Hickey: Putting a face on same-sex marriageWritten by Emily Hickey | | firstname.lastname@example.org
Same-sex marriage. We all have feelings about it, whether we are for it or against it. Politics aside, I want the Toledo community to put a face to same-sex marriage. I want the Toledo community to understand this is not just a fight for a law, this is a fight for me.
My American dream is to live a fulfilled life complete with a wife, children, a home, a career. A compilation of all the things I can be proud of when my life is over. I want to be married one day, yet my world is telling me I’m not worthy of being married.
My heart swells up with hope and confusion and disappointment and joy at all of the headlines today that speak of same-sex marriage.
I come from a strong and supportive family that has taught me the true meaning of what a family is meant to be. It’s meant to be an escape from the troubles of life, a place to run to when the times get tough. It’s meant to be a source of unconditional love that never wavers. It’s meant to be a model for society and to show just what greatness the feeling of love can create. My parents have taught me that a family can not be defined, it has to be felt.
Same-sex marriage. Take religion out of the fight and what do you have? You have a fight for love. You have a fight for what defines a family. A family should not be defined, it should be felt.
I want to be married because I want to share the rest of my life with one person like my parents have done.
I want to be married because I want my future children to have two parents who can equally protect them.
I want to be married so that my future wife will be legally and financially taken care of after I pass away.
I want to be married so that the children I do have with my future wife are not taken away from her just because she is not legally recognized as their parent.
I want to be married so that my future wife can be provided the same benefits as me to ensure whatever life brings our way I can be confident she will be taken care of just as well I am.
I want to be married for me.
I want an equal whom I can love and gain support from.
I do not want to be married to ruin society.
I do not want to be married for any God.
It was not my choice to be a lesbian; therefore I do not see it as fair that someone is able to choose to take away a right that every heterosexual American has the luxury of registering for Monday through Friday from 8 a.m. until 5 p.m.
In the argument of choice, ask yourself this: Who would choose to be something that other countries would kill you for? Who would choose to be something that entire
religions condemn? Who
would choose to be something that people automatically hate you for?
There is no excuse for you as an American citizen to pretend that you don’t know any gay person, because through this column you are getting to know me.
Should you still be against my fight for my American dream, I would like you to look me in the eye and tell me exactly why I, Emily Hickey, am unworthy.

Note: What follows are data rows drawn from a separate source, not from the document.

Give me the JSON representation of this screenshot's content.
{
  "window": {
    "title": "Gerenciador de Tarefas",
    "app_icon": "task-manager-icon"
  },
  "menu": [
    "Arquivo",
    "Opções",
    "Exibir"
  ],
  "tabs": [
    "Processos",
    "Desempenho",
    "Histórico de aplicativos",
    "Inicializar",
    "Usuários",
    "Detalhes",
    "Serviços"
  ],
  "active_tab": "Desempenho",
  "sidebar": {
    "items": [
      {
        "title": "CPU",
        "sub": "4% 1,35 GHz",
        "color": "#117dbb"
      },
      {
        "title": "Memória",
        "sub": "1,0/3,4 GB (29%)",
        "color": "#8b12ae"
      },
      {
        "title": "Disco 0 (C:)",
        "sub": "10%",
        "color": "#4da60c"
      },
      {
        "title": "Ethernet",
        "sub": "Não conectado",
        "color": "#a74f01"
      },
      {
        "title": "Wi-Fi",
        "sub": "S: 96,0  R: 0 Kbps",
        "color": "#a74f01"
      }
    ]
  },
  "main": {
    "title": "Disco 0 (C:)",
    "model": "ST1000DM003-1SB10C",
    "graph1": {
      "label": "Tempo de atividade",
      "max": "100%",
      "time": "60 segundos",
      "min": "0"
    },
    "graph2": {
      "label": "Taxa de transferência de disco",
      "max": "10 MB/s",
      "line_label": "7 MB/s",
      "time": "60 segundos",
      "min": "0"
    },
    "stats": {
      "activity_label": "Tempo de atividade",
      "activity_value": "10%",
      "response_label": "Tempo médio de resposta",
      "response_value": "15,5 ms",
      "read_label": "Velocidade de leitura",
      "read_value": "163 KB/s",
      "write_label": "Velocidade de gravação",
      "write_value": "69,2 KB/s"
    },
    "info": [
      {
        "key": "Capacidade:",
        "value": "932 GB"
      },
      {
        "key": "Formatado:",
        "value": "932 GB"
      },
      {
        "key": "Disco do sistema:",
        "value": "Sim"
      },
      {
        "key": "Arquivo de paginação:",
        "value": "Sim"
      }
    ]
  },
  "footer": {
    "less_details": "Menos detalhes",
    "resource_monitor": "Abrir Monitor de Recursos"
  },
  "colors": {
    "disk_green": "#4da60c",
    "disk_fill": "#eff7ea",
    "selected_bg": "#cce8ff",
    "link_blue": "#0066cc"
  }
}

Take religion out of the fight and what do you have?
You have a girl named Emily Hickey who was born and raised in Toledo, Ohio who is fighting for a right that every heterosexual person has whether or not they have a desire to be married, whether or not they are religious and whether or not they have ever been in love.
You have a girl who is a hopeless romantic and just hopes that one day she can find someone to love and be with for the rest of her life, just like her parents who have been married for nearly 30 years.
You have a girl who wants to raise a family with another woman to ensure they are provided with the most fulfilling life.
You have a girl who wants to be married to make sure that her future wife will be legally and finally taken care of after she passes away.
You have a girl who just wants her wife next to her in her hospital bed after she’s had surgery.
You have a girl who wants her future wife to be provided the same benefits as me to ensure whatever life brings our way I can be confident she will be taken care of just as well I am.
You have a girl who is sick and tired of being told every single day that she is unworthy of the American dream she grew up believing she could attain.
You have a girl dreaming of her father walking her down the aisle.
Politics aside, when you choose to fight for equal rights or fight against them, you are directly fighting me.
Since 2004, the great State of Ohio has enforced a law stating that there is a ban on same-sex marriage.
To those that oppose, while I believe everyone is entitled to an opinion, when you have an opinion over my future I most certainly take every decision you make and voice very personally. To those that support, I encourage you to speak up even if your voice shakes. It is through our united fight that I am confident the State of Ohio will see the future of society, a future that will allow me to have the same rights as my older brother and my younger sisters.
Be brave, stand strong and help me fight for my future wife and the family that we will have together. Fight for my future children so that they will not feel unworthy as I have been made to feel unworthy for the past 24 years.
Many people I speak to are shocked by the laws that this state and this country have directly against me and how I hope to live the rest of my life. I ask those people to help me spread the word of our oppression and encourage those around them to stand up and fight.
For those that feel this social “issue” is worthy of being overlooked, I ask you to think again because it is the exception that you make and your choice to look past this social issue that cause me to feel unworthy of attaining my American dream.
We can’t all go directly to Congress and request a change but we can help to open the minds around us through conversation. Speak up in your college classes even if you become the minority. Speak up at your family parties even if you’re the only one. Speak up to the strangers behind you in line talking about why they deny me my right to live my American dream.
I will continue to fight until I am no longer a second-class citizen in my own country. Whether it takes five or 50 years, my desire for an equal life will not subside. Please help me fight for the right for my father to walk me down the aisle to my future wife, legally.